SEPT. 8, 1971: the grand opening of the Kennedy Center. In the Opera House, Leonard Bernstein's ambiious "Mass" premiered. Rose Kennedy presided. From Edward Kennedy to Alice Longworth, the politically and socially elite were there in force. It was the turning point for the performing arts in Washington.
And in the lead role as the Celebrant of "Mass," a 25-year-old baritone named Alan Titus, who not long before had been getting by as a surgical orderly at New York's Gracie Square Hospital, became an overnight star.
He took the audience by shock with his startling physical presence, his sweet voice and his combination of tenderness and zealousness. He seemed so right for Bernstein's theme -- the moral imperatives of the counterculture and the anti-war movement merging with the ritual of the Christian Mass. Titus held the stage with barely a break for two hours--from Bernstein's tender "A Simple Song" to the Celebrant's violent Mad Scene. It was a virtuoso performance.
Ever since, he has been trying to live up to that standard. As happens so often with early stardom, being the Celebrant proved for Titus a mixed blessing. It made him a celebrity, but it threw him off the course of the opera and recital career he wanted, and that he is now pursuing.
It is an old story in music, the prodigy who can't sustain his own level of success. The prime example, of course, was the greatest of musicians, Wolfgang Amadeus Mozart. And there are the brilliant creative figures whose bodies seem finally to rebel under the strain -- the Leon Fleishers and the Maria Callases.
But after some hard years, things are looking up for Alan Titus. Last Wednesday, he returned to the Kennedy Center to sing what he calls his "first major recital" in the Terrace Theater. And this Wednesday he will sing Sharpless in Puccini's "Madama Butterfly" on PBS' "Live From Lincoln Center."
Titus was both the beneficiary and the victim of quick media saturation. Not long before his performance in "Mass," he was learning to sing and existing on odd jobs. His wife, a fashion reporter for Women's Wear Daily, was the real breadwinner.
And even after he prevailed in the exhaustive weeding-out process for a leading man in "Mass," he was paid "under 4,000" for the six-week run.
"My teacher had advised me not to take the role, but I couldn't resist it," he recalls. "And after that something happened that I didn't expect. In fact, I wasn't prepared for much of anything that happened to me. 'Mass' turned out to be a boon to my image, but it didn't do much for my singing voice. And since 'Mass' was neither musical comedy nor opera, everybody knew my name but nobody knew what cubbyhole to put me in.
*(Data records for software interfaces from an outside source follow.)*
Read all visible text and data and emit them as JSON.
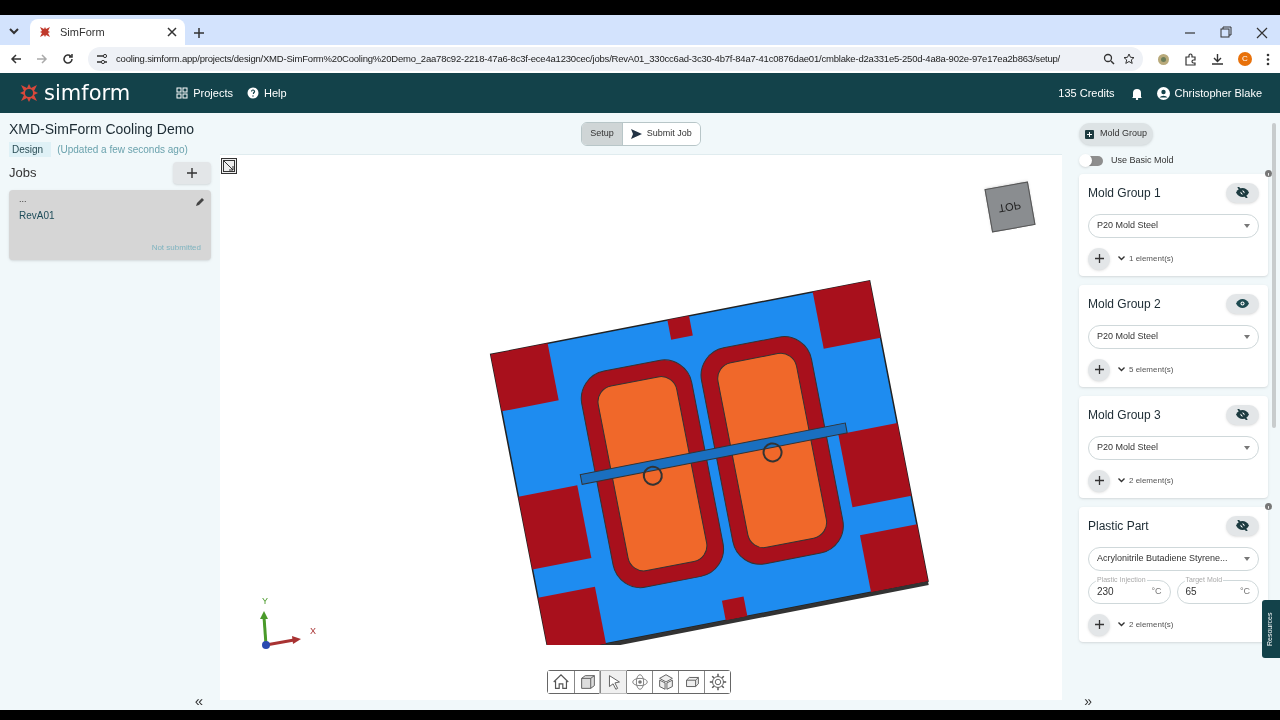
{
  "browser": {
    "tab_title": "SimForm",
    "url": "cooling.simform.app/projects/design/XMD-SimForm%20Cooling%20Demo_2aa78c92-2218-47a6-8c3f-ece4a1230cec/jobs/RevA01_330cc6ad-3c30-4b7f-84a7-41c0876dae01/cmblake-d2a331e5-250d-4a8a-902e-97e17ea2b863/setup/",
    "profile_initial": "C"
  },
  "app_nav": {
    "logo": "simform",
    "links": [
      "Projects",
      "Help"
    ],
    "credits": "135 Credits",
    "user": "Christopher Blake"
  },
  "project": {
    "title": "XMD-SimForm Cooling Demo",
    "stage": "Design",
    "updated": "(Updated a few seconds ago)"
  },
  "steps": [
    {
      "label": "Setup",
      "selected": true
    },
    {
      "label": "Submit Job",
      "selected": false
    }
  ],
  "jobs": {
    "title": "Jobs",
    "items": [
      {
        "menu": "...",
        "name": "RevA01",
        "status": "Not submitted"
      }
    ]
  },
  "viewer": {
    "view_cube": "TOP",
    "axes": [
      "X",
      "Y"
    ],
    "tools": [
      {
        "kind": "home",
        "selected": false
      },
      {
        "kind": "cube",
        "selected": false
      },
      {
        "kind": "pointer",
        "selected": true
      },
      {
        "kind": "orbit",
        "selected": false
      },
      {
        "kind": "explode",
        "selected": false
      },
      {
        "kind": "box",
        "selected": false
      },
      {
        "kind": "settings",
        "selected": false
      }
    ]
  },
  "right_panel": {
    "add_button": "Mold Group",
    "basic_mold": {
      "label": "Use Basic Mold",
      "on": false
    },
    "cards": [
      {
        "kind": "mold_group",
        "title": "Mold Group 1",
        "info": true,
        "visible": false,
        "material": "P20 Mold Steel",
        "elements": "1 element(s)"
      },
      {
        "kind": "mold_group",
        "title": "Mold Group 2",
        "info": false,
        "visible": true,
        "material": "P20 Mold Steel",
        "elements": "5 element(s)"
      },
      {
        "kind": "mold_group",
        "title": "Mold Group 3",
        "info": false,
        "visible": false,
        "material": "P20 Mold Steel",
        "elements": "2 element(s)"
      },
      {
        "kind": "plastic_part",
        "title": "Plastic Part",
        "info": true,
        "visible": false,
        "material": "Acrylonitrile Butadiene Styrene...",
        "temps": [
          {
            "label": "Plastic Injection",
            "value": "230",
            "unit": "°C"
          },
          {
            "label": "Target Mold",
            "value": "65",
            "unit": "°C"
          }
        ],
        "elements": "2 element(s)"
      }
    ]
  },
  "resources_tab": "Resources",
  "collapse_left": "«",
  "expand_right": "»"
}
"Julius Rudel was at the Kennedy Center at the time and he heard me and he said I really wasn't mature enough to sing opera. I bristled. Meanwhile, my fee went up to $2,000 a performance, and I wasn't getting hired. And I felt my voice was not appreciated. I resented reviews that mentioned how good I looked.
"Finally, I had to take the best I could get. I went with Rudel and the New York City Opera, and started with the smallest part in a production of 'Summer and Smoke.' "
Today Titus is a busy lyric baritone with the City Opera. This season he is singing five roles. Today he opens their "Marriage of Figaro" as Count Almaviva (he sang the Count two summers ago at Glyndebourne, that English mecca of Mozart opera).
He can say now that he has come a long way. "The problem was that I had no experience. Opera was a frightening test for me and I felt inadequate. It was very daunting. In 1976 I went to San Francisco to make my debut as Papageno in 'The Magic Flute.' The critics said I was too slick. I didn't know the Mozart style.
"I was trying to change course. It was roughly that period that I had the most frustrating time. I thought of stepping out altogether. My wife was quite sick for a good while. And things were going so badly that I stuck to operetta.
"Meanwhile, I was starting to become a recital artist, under contract with Columbia Artists and going to small cities around the country. I used it to build my repertory and to be a springboard for recitals like the one at the Kennedy Center. I didn't just go to those places and do something from 'Carousel' and sing down to the audience."
And he set to work on his opera singing. "I learned that in Mozart much of the style is in the dynamics. As the Count, for instance, there must be growing tension, but you must not let it break through. It's like flamenco music. There are not many things these days from which you can get a concept of what 18th-century elegance really was. Maybe from a '45 Margaux? Anyway, it's very subtle and it can't be overdone."
Now that things are going well for Titus, would he ever do "Mass" again?
"Well, they asked me to for the Kennedy Center revival and I didn't want to," he says.
It is suggested that the part requires a certain youthful physical allure. Titus, who is about to turn 37 and has become somewhat thicker at the waist, agrees.
"It's like a lot of kids you see walking down the streets. They see that physical perfection is something that turns other people on sexually. They know that they're attractive. But by the time they begin to understand what it's all about they are beginning to lose it."
Will he ever play the Celebrant again?
"I don't think I could do it justice. For that sort of role I want to try Don Giovanni instead."